▸ PROMPT
Scan the entries below and give the number of lines containing "もみじばあちゃんと桜", with no accompanying words.

**** RECORD SET

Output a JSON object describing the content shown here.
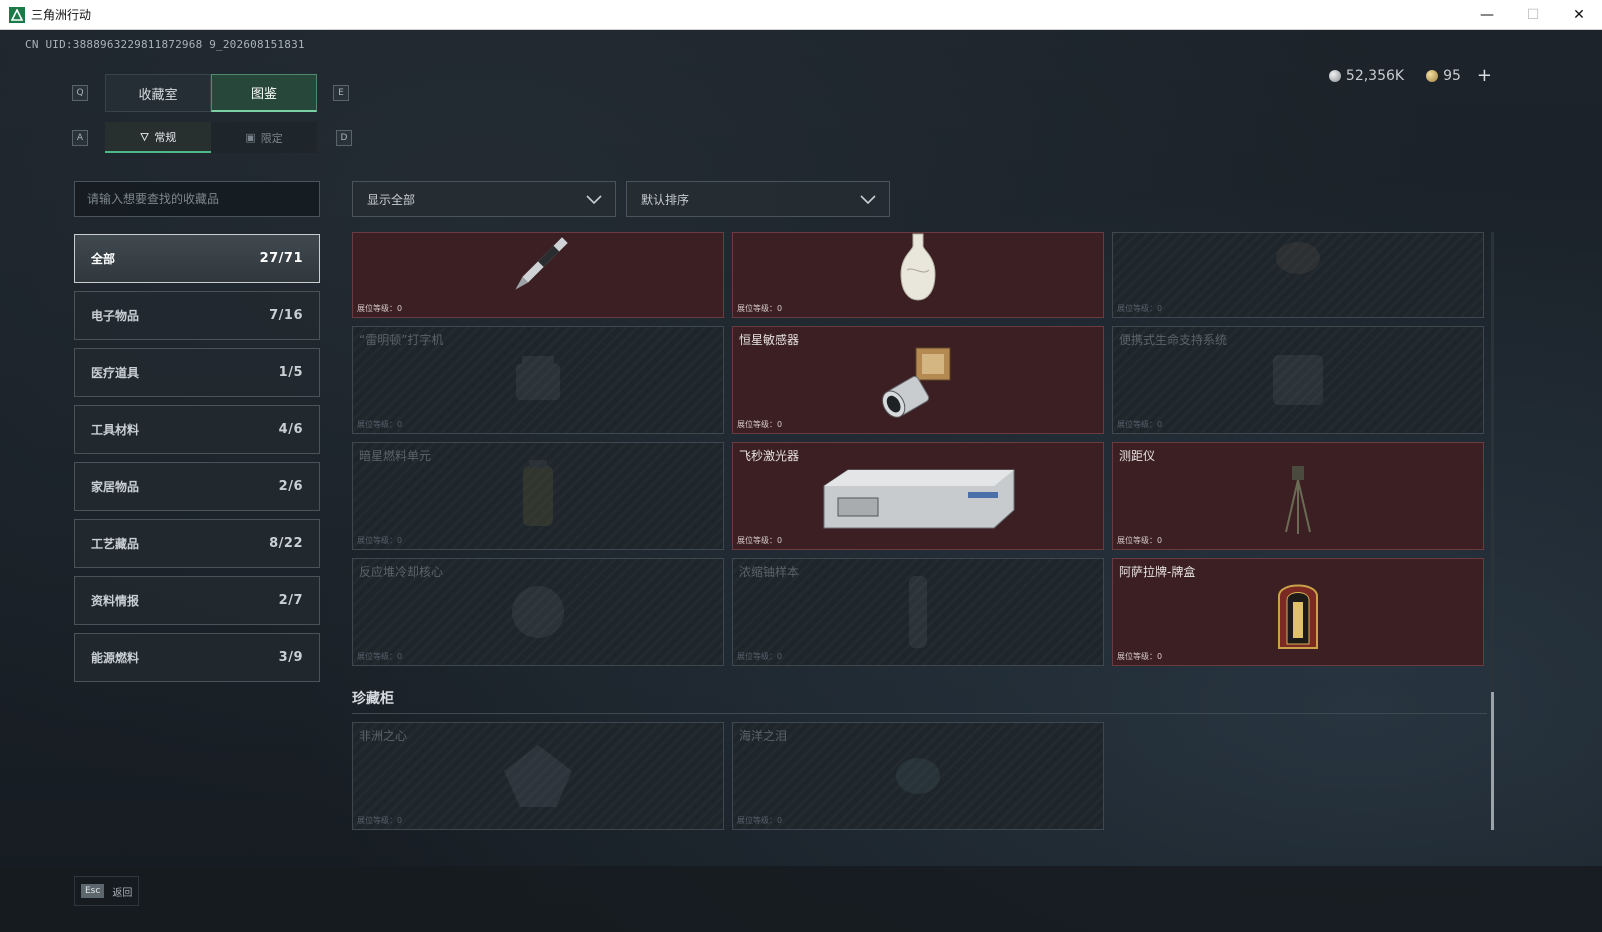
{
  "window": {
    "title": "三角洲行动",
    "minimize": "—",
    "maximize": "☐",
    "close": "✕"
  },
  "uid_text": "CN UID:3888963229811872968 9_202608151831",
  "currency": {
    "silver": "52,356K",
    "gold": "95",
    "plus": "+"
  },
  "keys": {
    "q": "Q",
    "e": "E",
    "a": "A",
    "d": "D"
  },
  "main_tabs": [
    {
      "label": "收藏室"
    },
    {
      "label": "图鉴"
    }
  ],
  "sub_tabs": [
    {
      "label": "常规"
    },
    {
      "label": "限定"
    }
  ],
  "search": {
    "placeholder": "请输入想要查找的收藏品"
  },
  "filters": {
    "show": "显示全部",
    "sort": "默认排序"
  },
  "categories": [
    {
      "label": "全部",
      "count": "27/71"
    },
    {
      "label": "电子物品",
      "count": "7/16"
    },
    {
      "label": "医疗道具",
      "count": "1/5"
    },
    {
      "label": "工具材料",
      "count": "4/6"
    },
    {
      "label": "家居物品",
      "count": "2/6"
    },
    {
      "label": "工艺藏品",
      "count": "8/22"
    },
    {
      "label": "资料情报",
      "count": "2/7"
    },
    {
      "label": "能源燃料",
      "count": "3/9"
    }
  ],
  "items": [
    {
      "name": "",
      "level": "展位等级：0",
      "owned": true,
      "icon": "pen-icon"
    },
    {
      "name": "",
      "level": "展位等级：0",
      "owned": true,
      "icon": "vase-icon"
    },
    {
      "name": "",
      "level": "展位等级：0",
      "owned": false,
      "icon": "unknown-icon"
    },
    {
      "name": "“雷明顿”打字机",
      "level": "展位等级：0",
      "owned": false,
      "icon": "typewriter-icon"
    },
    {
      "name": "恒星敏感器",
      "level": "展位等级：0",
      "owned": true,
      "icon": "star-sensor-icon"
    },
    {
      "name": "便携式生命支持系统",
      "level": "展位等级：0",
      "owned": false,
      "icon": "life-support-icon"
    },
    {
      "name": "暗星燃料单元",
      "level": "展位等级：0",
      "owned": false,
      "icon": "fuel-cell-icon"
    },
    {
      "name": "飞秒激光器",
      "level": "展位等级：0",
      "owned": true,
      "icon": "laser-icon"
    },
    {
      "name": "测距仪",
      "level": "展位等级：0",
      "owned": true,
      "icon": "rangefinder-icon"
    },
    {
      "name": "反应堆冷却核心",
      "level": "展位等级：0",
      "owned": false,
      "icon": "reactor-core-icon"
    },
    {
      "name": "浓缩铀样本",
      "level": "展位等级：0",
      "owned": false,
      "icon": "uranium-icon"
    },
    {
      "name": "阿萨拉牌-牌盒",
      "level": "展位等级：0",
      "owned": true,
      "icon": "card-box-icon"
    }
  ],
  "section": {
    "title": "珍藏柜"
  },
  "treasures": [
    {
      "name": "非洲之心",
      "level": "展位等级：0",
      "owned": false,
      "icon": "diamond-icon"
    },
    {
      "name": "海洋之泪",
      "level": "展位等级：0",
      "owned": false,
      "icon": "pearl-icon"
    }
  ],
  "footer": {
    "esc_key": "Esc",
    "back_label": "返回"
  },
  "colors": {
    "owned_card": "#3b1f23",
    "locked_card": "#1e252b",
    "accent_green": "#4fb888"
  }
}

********
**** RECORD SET

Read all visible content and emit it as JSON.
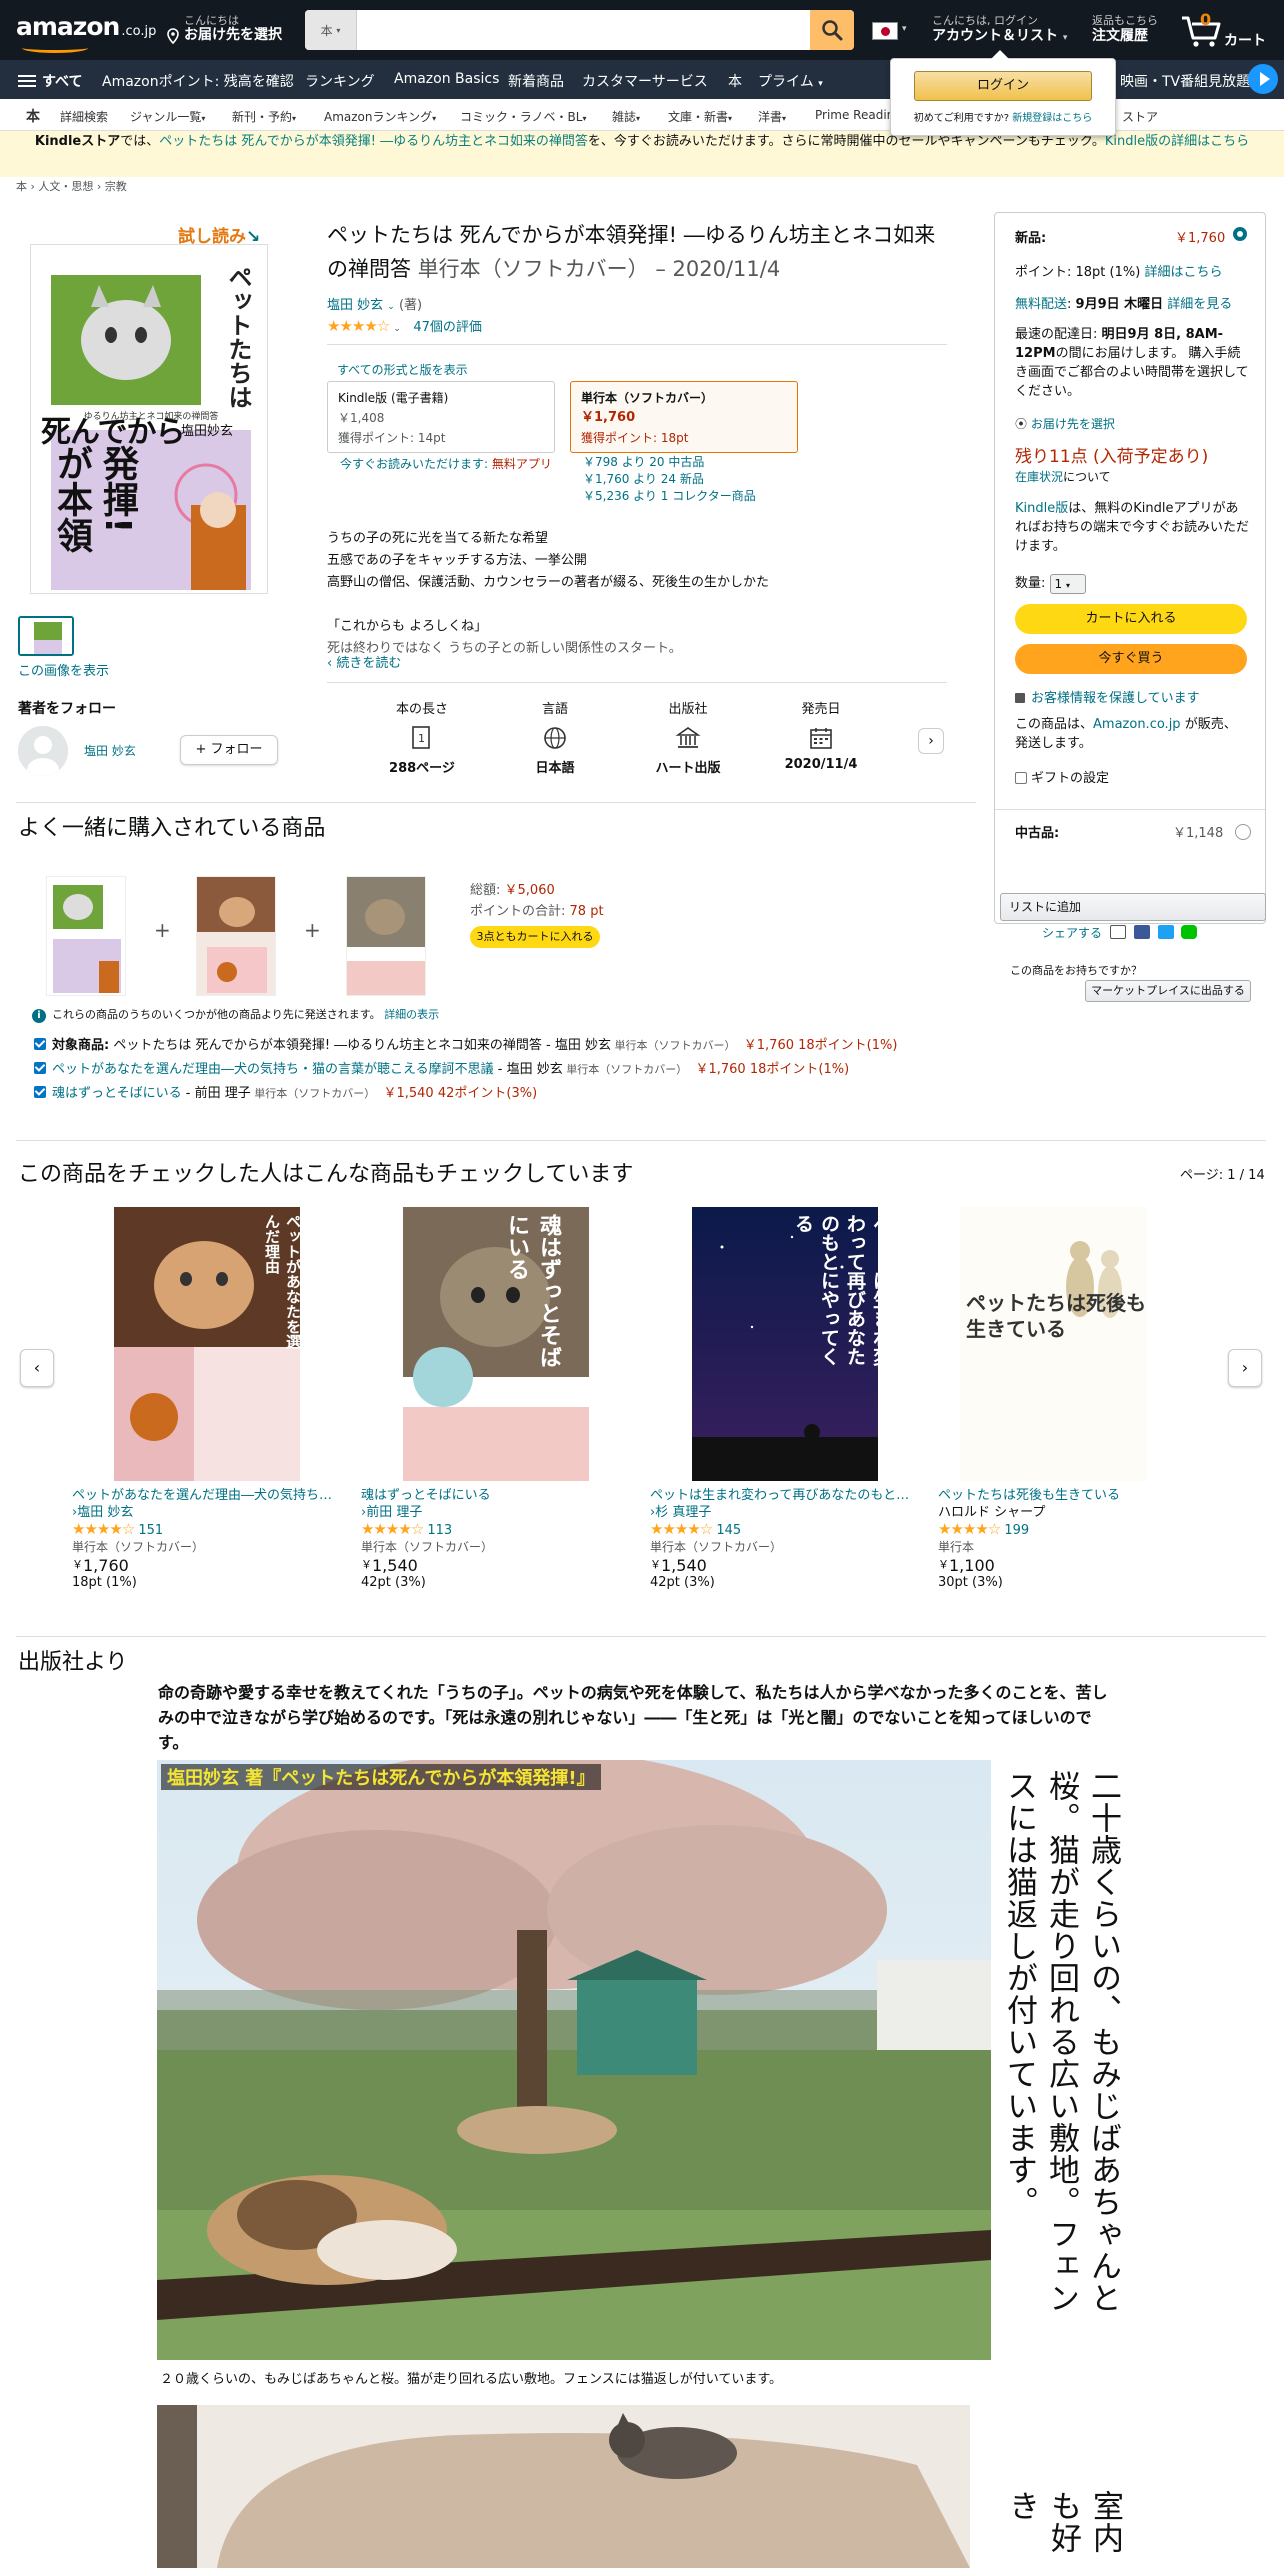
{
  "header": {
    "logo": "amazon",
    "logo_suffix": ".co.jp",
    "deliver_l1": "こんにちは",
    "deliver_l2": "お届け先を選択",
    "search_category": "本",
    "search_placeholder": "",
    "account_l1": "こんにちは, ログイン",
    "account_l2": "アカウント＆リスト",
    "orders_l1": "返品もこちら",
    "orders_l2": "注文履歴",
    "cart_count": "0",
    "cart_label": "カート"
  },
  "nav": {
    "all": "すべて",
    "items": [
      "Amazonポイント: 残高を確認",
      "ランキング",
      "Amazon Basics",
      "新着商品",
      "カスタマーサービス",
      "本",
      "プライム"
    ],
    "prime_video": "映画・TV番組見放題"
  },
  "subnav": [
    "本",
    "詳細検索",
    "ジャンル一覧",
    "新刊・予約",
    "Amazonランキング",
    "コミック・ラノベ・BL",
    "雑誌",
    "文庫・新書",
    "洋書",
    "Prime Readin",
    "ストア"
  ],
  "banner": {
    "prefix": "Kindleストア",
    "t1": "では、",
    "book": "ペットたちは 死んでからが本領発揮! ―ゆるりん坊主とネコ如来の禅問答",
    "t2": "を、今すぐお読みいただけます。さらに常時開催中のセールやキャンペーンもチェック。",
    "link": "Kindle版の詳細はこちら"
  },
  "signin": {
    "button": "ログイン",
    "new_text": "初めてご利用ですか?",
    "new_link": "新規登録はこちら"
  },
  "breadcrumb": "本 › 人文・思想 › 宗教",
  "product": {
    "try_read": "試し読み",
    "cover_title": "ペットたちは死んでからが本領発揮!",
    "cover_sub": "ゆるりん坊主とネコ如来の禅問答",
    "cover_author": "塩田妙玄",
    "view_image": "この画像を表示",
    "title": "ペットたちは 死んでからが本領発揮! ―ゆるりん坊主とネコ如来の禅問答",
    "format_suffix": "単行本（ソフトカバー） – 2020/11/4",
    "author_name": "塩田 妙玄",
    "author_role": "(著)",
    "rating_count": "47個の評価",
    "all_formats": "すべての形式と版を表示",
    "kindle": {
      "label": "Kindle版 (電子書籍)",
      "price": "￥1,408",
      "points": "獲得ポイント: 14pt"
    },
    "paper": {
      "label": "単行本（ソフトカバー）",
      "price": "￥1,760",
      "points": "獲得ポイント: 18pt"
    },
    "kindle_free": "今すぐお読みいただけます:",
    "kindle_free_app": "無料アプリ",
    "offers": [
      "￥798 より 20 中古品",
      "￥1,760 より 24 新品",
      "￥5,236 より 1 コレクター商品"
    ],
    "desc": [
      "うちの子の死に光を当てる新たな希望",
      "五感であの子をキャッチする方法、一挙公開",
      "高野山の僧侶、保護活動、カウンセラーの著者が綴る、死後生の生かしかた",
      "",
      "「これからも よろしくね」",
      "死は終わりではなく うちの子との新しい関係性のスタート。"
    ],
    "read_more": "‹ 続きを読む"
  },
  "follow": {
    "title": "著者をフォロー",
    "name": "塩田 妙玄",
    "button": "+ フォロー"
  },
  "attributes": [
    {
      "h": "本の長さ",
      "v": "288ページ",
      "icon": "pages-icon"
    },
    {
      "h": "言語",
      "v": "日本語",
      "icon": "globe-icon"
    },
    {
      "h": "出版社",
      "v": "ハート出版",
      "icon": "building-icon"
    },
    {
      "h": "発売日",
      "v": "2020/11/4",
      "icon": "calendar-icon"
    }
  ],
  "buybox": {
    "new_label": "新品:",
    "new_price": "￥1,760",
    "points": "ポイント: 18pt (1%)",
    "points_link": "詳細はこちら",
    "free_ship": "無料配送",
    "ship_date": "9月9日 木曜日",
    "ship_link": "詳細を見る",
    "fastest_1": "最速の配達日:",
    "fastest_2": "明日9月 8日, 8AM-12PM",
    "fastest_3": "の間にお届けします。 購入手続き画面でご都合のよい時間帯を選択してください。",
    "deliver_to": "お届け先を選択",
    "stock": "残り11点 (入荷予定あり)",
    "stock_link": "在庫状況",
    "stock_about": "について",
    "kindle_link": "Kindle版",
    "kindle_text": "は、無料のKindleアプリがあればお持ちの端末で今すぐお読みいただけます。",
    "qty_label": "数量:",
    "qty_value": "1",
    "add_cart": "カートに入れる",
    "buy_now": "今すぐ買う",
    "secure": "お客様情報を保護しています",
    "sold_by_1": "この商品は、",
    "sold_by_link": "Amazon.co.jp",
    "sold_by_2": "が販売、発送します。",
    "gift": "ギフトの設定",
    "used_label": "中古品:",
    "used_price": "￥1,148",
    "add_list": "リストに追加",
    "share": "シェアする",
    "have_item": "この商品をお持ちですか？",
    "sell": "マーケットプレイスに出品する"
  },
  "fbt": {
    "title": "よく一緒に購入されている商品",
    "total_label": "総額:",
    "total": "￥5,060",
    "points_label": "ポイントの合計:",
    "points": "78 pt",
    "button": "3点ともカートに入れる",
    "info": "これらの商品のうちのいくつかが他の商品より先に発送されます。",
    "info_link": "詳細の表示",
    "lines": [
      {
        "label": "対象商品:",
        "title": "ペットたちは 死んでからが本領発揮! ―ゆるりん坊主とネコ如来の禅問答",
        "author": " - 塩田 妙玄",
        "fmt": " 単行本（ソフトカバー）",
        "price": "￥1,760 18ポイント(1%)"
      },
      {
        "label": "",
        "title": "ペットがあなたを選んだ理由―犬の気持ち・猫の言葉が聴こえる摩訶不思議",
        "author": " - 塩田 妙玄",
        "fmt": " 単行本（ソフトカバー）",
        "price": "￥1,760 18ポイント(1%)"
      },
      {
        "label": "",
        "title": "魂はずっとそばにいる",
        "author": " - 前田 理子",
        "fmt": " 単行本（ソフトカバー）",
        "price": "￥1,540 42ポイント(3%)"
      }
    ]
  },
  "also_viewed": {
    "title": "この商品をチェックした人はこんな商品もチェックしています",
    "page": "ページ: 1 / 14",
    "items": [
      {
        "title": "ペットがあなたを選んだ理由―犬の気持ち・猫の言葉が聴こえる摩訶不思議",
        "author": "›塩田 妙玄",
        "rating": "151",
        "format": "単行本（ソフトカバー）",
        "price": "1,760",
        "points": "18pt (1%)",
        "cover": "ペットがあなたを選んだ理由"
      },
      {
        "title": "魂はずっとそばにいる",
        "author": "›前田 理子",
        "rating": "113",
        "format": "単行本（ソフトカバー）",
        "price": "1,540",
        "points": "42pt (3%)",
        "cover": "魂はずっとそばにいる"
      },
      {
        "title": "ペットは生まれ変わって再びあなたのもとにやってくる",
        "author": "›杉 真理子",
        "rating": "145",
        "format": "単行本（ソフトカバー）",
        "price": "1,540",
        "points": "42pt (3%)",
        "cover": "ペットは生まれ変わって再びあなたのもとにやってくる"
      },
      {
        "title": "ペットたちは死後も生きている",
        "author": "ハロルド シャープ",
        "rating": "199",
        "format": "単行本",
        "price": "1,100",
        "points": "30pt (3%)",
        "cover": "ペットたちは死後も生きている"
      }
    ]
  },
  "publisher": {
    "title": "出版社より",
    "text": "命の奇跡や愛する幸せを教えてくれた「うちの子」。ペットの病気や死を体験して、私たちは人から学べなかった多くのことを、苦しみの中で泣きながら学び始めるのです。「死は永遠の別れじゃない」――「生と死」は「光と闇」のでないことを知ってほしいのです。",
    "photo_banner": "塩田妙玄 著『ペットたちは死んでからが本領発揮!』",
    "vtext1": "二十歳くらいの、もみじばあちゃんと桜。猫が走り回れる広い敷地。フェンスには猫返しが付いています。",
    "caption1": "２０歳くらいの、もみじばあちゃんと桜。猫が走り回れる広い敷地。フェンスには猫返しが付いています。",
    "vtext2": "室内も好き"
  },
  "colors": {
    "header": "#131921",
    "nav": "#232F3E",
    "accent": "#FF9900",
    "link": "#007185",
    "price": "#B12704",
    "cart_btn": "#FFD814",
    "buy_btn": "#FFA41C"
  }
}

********

▸ ANSWER AREA
2